When recommending sustainable building materials to Jones Pierce’s clients, Cooper Pierce speaks from experience, both as an architect with almost 40 years of experience and as a homeowner of his test lab. Recently, Cooper and the Jones Pierce Architects commercial team installed a green roof above the carport at Cooper’s intown Atlanta home.
Cooper originally planned to hire a crew to implement his earth-friendly green roof design. “I was talking about it with my team, and they said they wanted to work on it,” Cooper says. Since he couldn’t turn down the opportunity for a unique team exercise, he took them up on their offer and extended an invitation to his daughter to join the group.
On the first workday when a tractor-trailer arrived loaded to the brim with material, Cooper hoped the team’s enthusiasm for the project wouldn’t wane. The freshly watered pallets weighed over 100 pounds each and had to be moved off the truck and into a staging location. Luckily, a forklift operator was available for the off-loading of the pallets. Ready to tackle the design challenge, the Jones Pierce team set off to work, setting the plant pallets, wood decking and other materials in place.
The team’s first task was positioning a geotextile slip sheet under the pallet area on the roof to allow for water drainage. The green plant pallets were in 24” square x 4” deep containers and were designed to fit the Ipe deck pallets. (Ipe, pronounced e-pay, is decking; it’s also known as Brazilian Walnut.)
Cooper was impressed with the clever modular system of the plant and deck pallets. “You can create interesting patterns with them, using all green squares or integrating them with Ipe square hardscape as we did,” he says.

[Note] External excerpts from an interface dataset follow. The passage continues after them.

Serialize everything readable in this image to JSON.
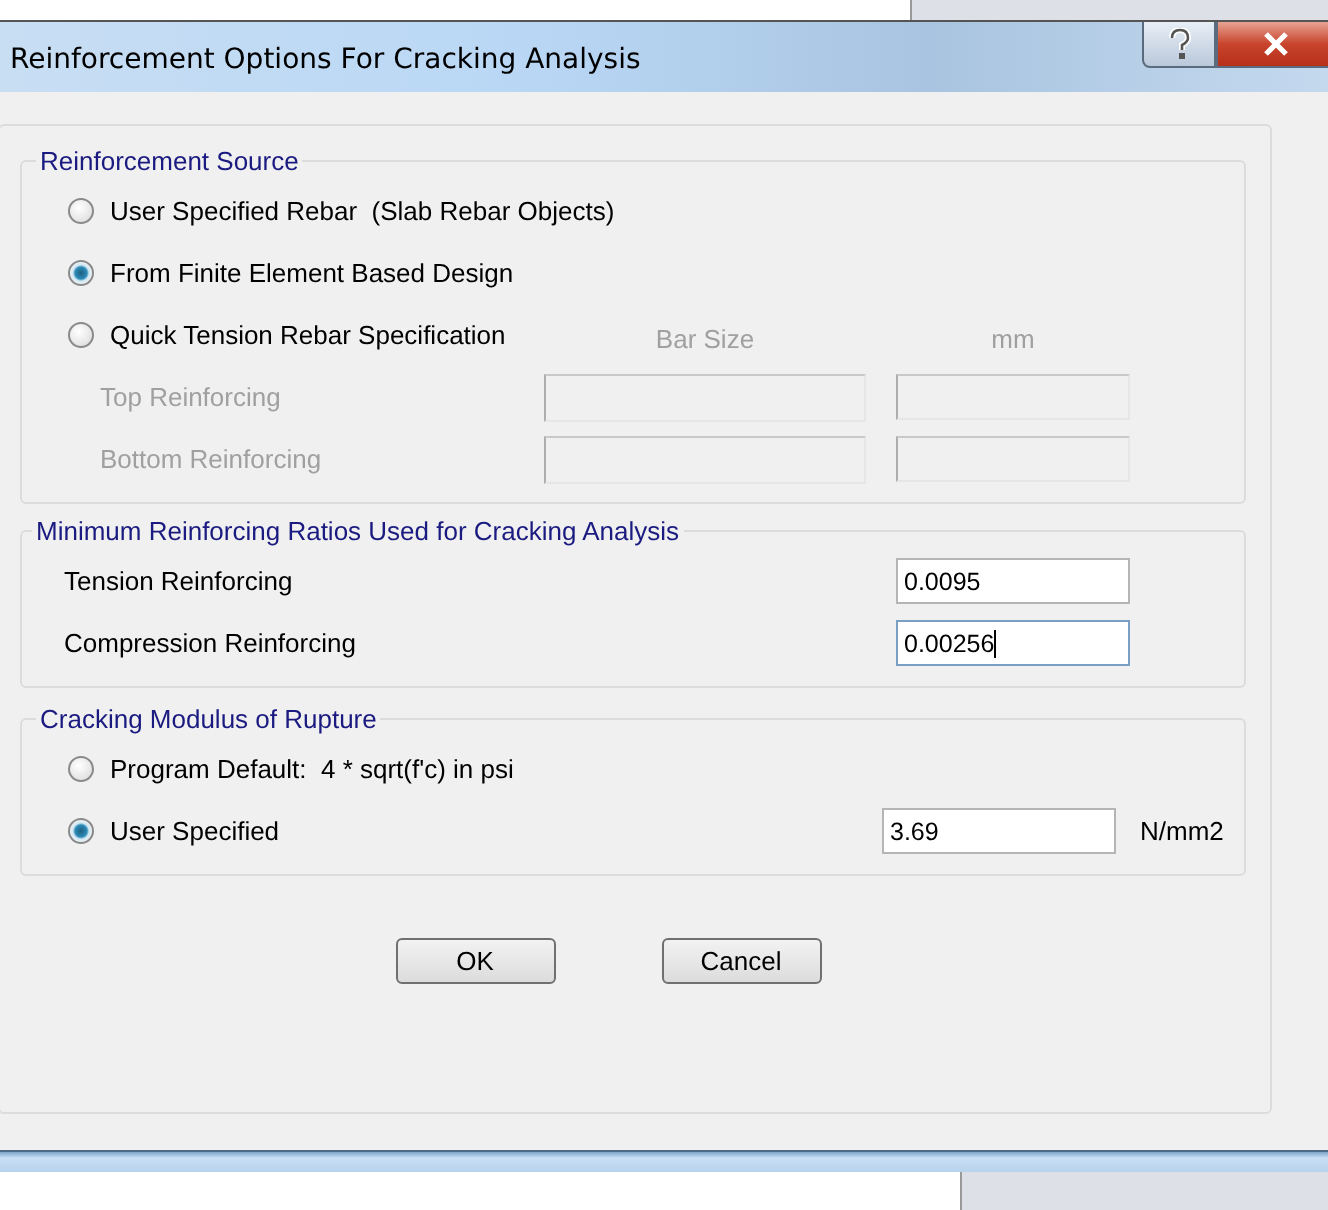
{
  "window": {
    "title": "Reinforcement Options For Cracking Analysis"
  },
  "reinforcement_source": {
    "title": "Reinforcement Source",
    "options": [
      {
        "label": "User Specified Rebar  (Slab Rebar Objects)",
        "selected": false
      },
      {
        "label": "From Finite Element Based Design",
        "selected": true
      },
      {
        "label": "Quick Tension Rebar Specification",
        "selected": false
      }
    ],
    "quick_spec": {
      "disabled": true,
      "column_headers": [
        "Bar Size",
        "mm"
      ],
      "rows": [
        {
          "label": "Top Reinforcing"
        },
        {
          "label": "Bottom Reinforcing"
        }
      ]
    }
  },
  "minimum_ratios": {
    "title": "Minimum Reinforcing Ratios Used for Cracking Analysis",
    "rows": [
      {
        "label": "Tension Reinforcing",
        "value": "0.0095",
        "focused": false
      },
      {
        "label": "Compression Reinforcing",
        "value": "0.00256",
        "focused": true
      }
    ]
  },
  "modulus_of_rupture": {
    "title": "Cracking Modulus of Rupture",
    "options": [
      {
        "label": "Program Default:  4 * sqrt(f'c) in psi",
        "selected": false
      },
      {
        "label": "User Specified",
        "selected": true
      }
    ],
    "value": "3.69",
    "unit": "N/mm2"
  },
  "buttons": [
    "OK",
    "Cancel"
  ]
}
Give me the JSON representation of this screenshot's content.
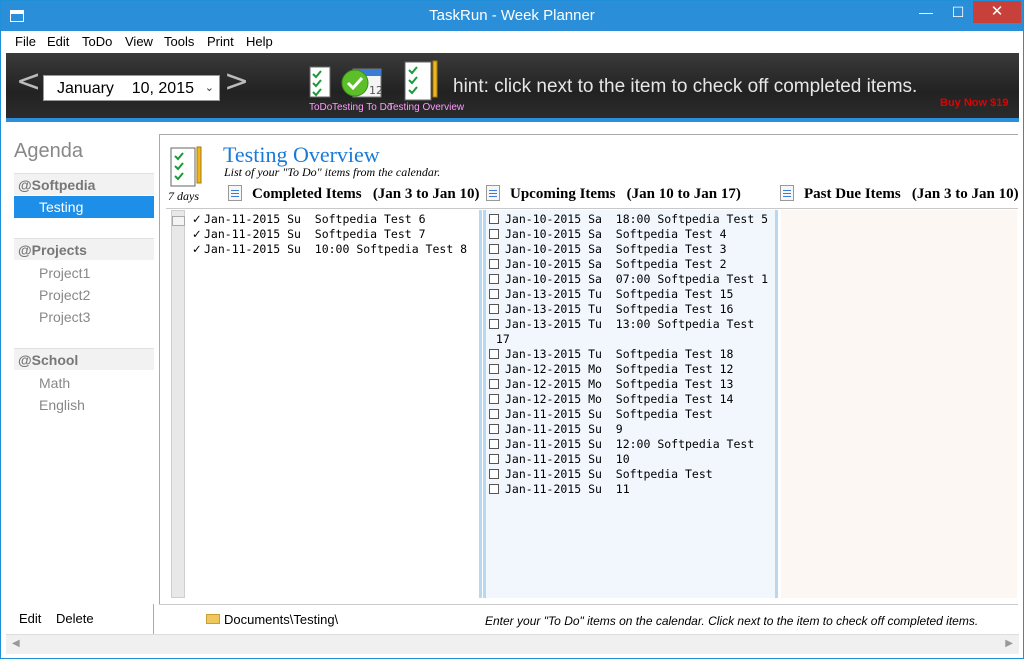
{
  "window": {
    "title": "TaskRun - Week Planner",
    "min_glyph": "—",
    "max_glyph": "☐",
    "close_glyph": "✕"
  },
  "menu": [
    "File",
    "Edit",
    "ToDo",
    "View",
    "Tools",
    "Print",
    "Help"
  ],
  "toolbar": {
    "prev_glyph": "<",
    "next_glyph": ">",
    "date_value": "January    10, 2015",
    "date_chevron": "⌄",
    "labels": {
      "todo": "ToDo",
      "testing_todo": "Testing To Do",
      "testing_overview": "Testing Overview"
    },
    "hint": "hint: click next to the item to check off completed items.",
    "buy_now": "Buy Now $19"
  },
  "sidebar": {
    "title": "Agenda",
    "groups": [
      {
        "name": "@Softpedia",
        "items": [
          "Testing"
        ]
      },
      {
        "name": "@Projects",
        "items": [
          "Project1",
          "Project2",
          "Project3"
        ]
      },
      {
        "name": "@School",
        "items": [
          "Math",
          "English"
        ]
      }
    ],
    "selected": "Testing",
    "edit_label": "Edit",
    "delete_label": "Delete"
  },
  "overview": {
    "days_label": "7 days",
    "title": "Testing Overview",
    "subtitle": "List of your \"To Do\" items from the calendar.",
    "columns": {
      "completed": "Completed Items   (Jan 3 to Jan 10)",
      "upcoming": "Upcoming Items   (Jan 10 to Jan 17)",
      "pastdue": "Past Due Items   (Jan 3 to Jan 10)"
    },
    "completed_items": [
      "Jan-11-2015 Su  Softpedia Test 6",
      "Jan-11-2015 Su  Softpedia Test 7",
      "Jan-11-2015 Su  10:00 Softpedia Test 8"
    ],
    "upcoming_items": [
      "Jan-10-2015 Sa  18:00 Softpedia Test 5",
      "Jan-10-2015 Sa  Softpedia Test 4",
      "Jan-10-2015 Sa  Softpedia Test 3",
      "Jan-10-2015 Sa  Softpedia Test 2",
      "Jan-10-2015 Sa  07:00 Softpedia Test 1",
      "Jan-13-2015 Tu  Softpedia Test 15",
      "Jan-13-2015 Tu  Softpedia Test 16",
      "Jan-13-2015 Tu  13:00 Softpedia Test\n 17",
      "Jan-13-2015 Tu  Softpedia Test 18",
      "Jan-12-2015 Mo  Softpedia Test 12",
      "Jan-12-2015 Mo  Softpedia Test 13",
      "Jan-12-2015 Mo  Softpedia Test 14",
      "Jan-11-2015 Su  Softpedia Test",
      "Jan-11-2015 Su  9",
      "Jan-11-2015 Su  12:00 Softpedia Test",
      "Jan-11-2015 Su  10",
      "Jan-11-2015 Su  Softpedia Test",
      "Jan-11-2015 Su  11"
    ],
    "pastdue_items": []
  },
  "status": {
    "path": "Documents\\Testing\\",
    "hint": "Enter your \"To Do\" items on the calendar. Click next to the item to check off completed items."
  },
  "colors": {
    "accent": "#2a8fd8",
    "selected": "#1e8fe8",
    "title_blue": "#1a7ad8",
    "buy_now": "#e00000"
  }
}
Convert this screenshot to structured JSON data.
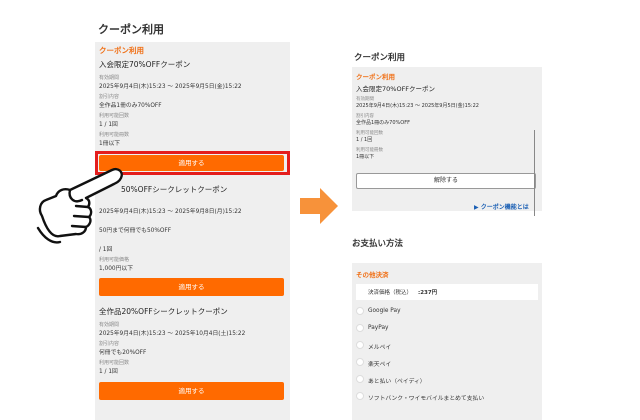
{
  "left": {
    "page_title": "クーポン利用",
    "section_heading": "クーポン利用",
    "coupons": [
      {
        "name": "入会限定70%OFFクーポン",
        "period_label": "有効期間",
        "period": "2025年9月4日(木)15:23 〜 2025年9月5日(金)15:22",
        "discount_label": "割引内容",
        "discount": "全作品1冊のみ70%OFF",
        "uses_label": "利用可能回数",
        "uses": "1 / 1回",
        "count_label": "利用可能冊数",
        "count": "1冊以下",
        "button": "適用する"
      },
      {
        "name": "50%OFFシークレットクーポン",
        "period": "2025年9月4日(木)15:23 〜 2025年9月8日(月)15:22",
        "discount": "50円まで何冊でも50%OFF",
        "uses": "/ 1回",
        "price_label": "利用可能価格",
        "price": "1,000円以下",
        "button": "適用する"
      },
      {
        "name": "全作品20%OFFシークレットクーポン",
        "period_label": "有効期間",
        "period": "2025年9月4日(木)15:23 〜 2025年10月4日(土)15:22",
        "discount_label": "割引内容",
        "discount": "何冊でも20%OFF",
        "uses_label": "利用可能回数",
        "uses": "1 / 1回",
        "button": "適用する"
      }
    ]
  },
  "right": {
    "page_title": "クーポン利用",
    "section_heading": "クーポン利用",
    "coupon": {
      "name": "入会限定70%OFFクーポン",
      "period_label": "有効期間",
      "period": "2025年9月4日(木)15:23 〜 2025年9月5日(金)15:22",
      "discount_label": "割引内容",
      "discount": "全作品1冊のみ70%OFF",
      "uses_label": "利用可能回数",
      "uses": "1 / 1回",
      "count_label": "利用可能冊数",
      "count": "1冊以下",
      "button": "解除する"
    },
    "feature_link": "▶ クーポン機能とは",
    "payment_title": "お支払い方法",
    "other_heading": "その他決済",
    "price_label": "決済価格（税込）",
    "price_value": ":237円",
    "methods": [
      "Google Pay",
      "PayPay",
      "メルペイ",
      "楽天ペイ",
      "あと払い（ペイディ）",
      "ソフトバンク・ワイモバイルまとめて支払い"
    ]
  },
  "colors": {
    "accent": "#ff6a00",
    "heading_orange": "#f07016",
    "highlight_red": "#e41d1d",
    "arrow": "#f7923a",
    "link_blue": "#1a5fb4",
    "panel_gray": "#efefef"
  },
  "icons": {
    "arrow": "arrow-right-icon",
    "hand": "pointing-hand-icon"
  }
}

The green plant pallets contain low-maintenance, ground-cover and sedum plants that don’t need heavy watering. The pallet depth can be customized to six and eight inches, accommodating a variety of ornamental grasses and other plants.
As our teammates spread out the plants, it became apparent the plant pallets needed finessing to stay lined up to complement the overall pattern. Cooper says, “We kept tucking in little overhanging, loose pieces so the plants could grow over the sides.” He says it was a bit of a learning curve, but the plantings are now well-established, flourishing and look great.
Sustainable applications for commercial and residential properties
The environmental-friendly nature of this type of green roof provides many benefits to homeowners and commercial property developers and owners. The National Park Service reports that the temperature in cities is often higher than in rural areas, known as the urban heat island effect. Green roofs radiate much less heat compared to traditional, darker roofing materials. In addition to green roofs reducing solar radiation through absorption, they also absorb rainwater through plants to reduce runoff.
The economic benefits are just as convincing. Green roofs extend the life of a roof by protecting its surface from damaging sun and heat. (In 2020, the National Weather Service found it was Atlanta’s sixth warmest year on record.) Increasing temperatures cause traditional roof temperatures to soar, resulting in irreversible damage to our environment.
Cooper predicts the demand for green roofs in commercial settings will grow as building owners explore the benefits of a sustainable, green-roof installation, which include:
- More efficient rainwater management with a reduced volume of runoff and improved water quality
- Better air quality coupled with a reduction in heat that helps reduce greenhouse gas emissions
- Energy savings due to reduced HVAC loads and a potential increase in a property’s value
- Historical building applications because of the sustainable roof’s energy-efficient upside and how it can complement areas surrounding the property